Data extracts =
*** Block opens ***

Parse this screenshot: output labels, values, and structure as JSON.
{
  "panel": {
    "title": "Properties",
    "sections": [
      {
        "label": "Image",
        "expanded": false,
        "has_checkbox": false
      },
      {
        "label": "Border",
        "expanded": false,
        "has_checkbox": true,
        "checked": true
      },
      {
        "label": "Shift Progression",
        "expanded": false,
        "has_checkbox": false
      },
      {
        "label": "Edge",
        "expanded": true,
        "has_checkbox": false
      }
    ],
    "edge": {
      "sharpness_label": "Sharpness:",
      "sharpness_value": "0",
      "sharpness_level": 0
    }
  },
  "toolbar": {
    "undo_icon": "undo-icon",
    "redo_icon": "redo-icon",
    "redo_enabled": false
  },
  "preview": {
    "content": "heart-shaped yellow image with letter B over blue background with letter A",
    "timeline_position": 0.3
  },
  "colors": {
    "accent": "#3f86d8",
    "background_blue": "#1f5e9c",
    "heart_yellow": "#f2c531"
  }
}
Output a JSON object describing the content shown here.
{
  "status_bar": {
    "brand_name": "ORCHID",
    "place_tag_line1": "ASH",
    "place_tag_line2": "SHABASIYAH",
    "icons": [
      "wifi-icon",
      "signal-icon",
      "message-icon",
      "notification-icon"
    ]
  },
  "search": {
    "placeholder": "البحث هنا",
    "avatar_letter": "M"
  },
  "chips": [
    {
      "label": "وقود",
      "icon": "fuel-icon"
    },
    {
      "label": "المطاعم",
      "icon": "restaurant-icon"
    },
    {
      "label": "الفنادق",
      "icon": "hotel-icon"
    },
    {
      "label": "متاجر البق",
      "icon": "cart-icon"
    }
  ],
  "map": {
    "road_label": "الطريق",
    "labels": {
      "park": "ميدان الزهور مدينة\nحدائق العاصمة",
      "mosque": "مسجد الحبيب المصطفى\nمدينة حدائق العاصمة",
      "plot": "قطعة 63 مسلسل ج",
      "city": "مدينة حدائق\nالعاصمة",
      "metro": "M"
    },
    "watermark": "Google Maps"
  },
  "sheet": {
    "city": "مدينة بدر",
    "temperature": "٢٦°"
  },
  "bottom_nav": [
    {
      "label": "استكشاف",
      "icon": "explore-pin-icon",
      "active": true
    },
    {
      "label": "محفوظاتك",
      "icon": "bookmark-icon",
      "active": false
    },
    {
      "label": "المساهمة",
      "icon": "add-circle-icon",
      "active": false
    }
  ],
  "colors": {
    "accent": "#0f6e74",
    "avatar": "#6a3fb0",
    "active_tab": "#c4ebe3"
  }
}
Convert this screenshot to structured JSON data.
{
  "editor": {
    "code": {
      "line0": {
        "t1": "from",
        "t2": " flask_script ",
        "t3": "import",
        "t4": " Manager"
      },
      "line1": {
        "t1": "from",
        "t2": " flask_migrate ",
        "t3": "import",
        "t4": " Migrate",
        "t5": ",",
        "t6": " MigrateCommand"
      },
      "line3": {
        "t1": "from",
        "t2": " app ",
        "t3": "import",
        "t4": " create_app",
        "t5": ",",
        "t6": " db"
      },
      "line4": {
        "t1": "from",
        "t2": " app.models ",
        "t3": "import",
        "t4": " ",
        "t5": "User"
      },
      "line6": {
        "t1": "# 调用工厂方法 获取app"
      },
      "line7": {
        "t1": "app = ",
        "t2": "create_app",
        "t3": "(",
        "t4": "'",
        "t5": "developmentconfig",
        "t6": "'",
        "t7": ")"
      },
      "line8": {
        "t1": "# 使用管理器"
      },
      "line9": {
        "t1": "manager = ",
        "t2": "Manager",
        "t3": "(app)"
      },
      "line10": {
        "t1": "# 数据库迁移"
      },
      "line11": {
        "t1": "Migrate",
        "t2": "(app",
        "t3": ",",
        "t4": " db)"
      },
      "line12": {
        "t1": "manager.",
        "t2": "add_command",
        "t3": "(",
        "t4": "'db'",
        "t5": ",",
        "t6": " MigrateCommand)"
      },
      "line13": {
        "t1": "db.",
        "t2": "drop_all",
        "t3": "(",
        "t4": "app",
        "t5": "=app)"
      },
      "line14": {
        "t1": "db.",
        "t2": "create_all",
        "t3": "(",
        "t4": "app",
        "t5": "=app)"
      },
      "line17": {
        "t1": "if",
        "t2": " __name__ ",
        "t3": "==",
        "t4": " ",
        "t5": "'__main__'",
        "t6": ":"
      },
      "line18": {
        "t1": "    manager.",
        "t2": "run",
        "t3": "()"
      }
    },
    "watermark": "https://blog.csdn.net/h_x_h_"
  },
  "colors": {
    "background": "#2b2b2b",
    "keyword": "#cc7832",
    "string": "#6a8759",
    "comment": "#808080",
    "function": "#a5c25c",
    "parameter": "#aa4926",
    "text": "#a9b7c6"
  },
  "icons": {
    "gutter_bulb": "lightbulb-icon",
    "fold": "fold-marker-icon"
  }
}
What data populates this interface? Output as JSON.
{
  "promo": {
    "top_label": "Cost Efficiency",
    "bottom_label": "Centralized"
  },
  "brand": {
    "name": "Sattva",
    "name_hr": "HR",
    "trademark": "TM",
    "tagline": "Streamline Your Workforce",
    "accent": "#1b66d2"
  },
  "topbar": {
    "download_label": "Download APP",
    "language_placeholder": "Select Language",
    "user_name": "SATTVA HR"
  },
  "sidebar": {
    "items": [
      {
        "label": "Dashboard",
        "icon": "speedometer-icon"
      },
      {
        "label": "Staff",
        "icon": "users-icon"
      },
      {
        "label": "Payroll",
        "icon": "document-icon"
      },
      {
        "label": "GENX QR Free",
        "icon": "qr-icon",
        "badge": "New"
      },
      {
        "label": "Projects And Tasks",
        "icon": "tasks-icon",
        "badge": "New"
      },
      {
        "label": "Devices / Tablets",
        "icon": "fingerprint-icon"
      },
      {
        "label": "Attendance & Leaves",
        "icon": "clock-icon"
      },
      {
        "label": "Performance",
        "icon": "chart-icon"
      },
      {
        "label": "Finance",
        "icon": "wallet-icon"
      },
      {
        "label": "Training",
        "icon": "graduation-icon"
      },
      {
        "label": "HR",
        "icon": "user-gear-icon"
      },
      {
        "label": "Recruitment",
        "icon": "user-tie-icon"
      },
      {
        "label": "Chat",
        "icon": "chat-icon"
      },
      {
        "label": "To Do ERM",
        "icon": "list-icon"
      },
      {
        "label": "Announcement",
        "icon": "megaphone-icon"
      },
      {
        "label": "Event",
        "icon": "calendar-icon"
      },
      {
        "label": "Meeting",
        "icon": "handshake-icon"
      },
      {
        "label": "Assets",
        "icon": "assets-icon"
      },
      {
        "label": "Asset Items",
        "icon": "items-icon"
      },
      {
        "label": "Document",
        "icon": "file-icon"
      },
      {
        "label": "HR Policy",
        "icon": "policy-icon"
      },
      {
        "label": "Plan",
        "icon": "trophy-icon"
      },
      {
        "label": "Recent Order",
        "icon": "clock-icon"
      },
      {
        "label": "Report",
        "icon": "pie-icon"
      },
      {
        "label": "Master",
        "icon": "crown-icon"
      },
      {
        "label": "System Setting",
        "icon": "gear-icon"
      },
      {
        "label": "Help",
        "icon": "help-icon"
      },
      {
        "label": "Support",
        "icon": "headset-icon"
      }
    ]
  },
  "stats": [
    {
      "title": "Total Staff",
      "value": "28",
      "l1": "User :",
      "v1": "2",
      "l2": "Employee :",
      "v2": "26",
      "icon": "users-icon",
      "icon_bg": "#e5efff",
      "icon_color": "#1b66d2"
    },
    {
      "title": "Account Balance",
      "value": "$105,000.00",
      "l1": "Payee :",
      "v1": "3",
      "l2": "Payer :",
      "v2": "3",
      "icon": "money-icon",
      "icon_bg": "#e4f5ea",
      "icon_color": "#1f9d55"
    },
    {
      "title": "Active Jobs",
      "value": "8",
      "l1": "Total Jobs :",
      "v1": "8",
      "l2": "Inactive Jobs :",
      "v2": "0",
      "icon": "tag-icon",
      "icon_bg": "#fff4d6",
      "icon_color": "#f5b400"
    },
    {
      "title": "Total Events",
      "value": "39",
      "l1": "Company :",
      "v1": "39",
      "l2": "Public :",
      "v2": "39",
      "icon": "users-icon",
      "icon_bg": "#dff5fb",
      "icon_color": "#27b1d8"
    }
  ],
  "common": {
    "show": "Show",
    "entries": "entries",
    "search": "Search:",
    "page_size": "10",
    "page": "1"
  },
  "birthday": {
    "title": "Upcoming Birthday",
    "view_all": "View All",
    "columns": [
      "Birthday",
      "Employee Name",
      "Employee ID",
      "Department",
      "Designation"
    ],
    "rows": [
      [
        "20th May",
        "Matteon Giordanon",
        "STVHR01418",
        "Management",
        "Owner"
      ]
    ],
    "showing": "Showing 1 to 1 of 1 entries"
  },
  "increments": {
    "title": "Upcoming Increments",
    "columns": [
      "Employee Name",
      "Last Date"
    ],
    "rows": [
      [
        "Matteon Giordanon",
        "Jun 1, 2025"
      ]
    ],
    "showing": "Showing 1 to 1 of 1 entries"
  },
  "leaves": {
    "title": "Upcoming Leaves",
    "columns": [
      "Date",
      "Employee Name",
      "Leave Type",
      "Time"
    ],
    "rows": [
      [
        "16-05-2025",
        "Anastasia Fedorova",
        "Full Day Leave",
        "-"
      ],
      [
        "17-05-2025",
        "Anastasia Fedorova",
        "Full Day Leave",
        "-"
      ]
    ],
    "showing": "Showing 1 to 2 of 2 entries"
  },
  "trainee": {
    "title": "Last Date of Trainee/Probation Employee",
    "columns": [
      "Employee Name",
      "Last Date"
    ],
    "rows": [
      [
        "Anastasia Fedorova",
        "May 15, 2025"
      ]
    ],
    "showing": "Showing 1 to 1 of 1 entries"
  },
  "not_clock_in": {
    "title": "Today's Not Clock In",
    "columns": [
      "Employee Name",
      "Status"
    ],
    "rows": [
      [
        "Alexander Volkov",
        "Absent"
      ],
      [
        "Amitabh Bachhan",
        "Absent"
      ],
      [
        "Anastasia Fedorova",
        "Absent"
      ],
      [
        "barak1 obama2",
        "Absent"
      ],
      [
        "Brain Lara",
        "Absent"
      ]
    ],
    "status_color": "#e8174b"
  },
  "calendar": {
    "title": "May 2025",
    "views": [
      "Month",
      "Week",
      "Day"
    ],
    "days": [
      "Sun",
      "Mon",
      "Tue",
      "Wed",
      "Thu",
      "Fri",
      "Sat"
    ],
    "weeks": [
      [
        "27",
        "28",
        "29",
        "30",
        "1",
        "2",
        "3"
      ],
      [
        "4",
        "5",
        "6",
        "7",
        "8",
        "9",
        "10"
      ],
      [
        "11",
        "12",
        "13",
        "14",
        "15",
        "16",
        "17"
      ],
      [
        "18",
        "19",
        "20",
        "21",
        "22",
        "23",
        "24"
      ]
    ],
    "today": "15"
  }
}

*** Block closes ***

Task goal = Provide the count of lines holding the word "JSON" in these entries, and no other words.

Output of the task = 4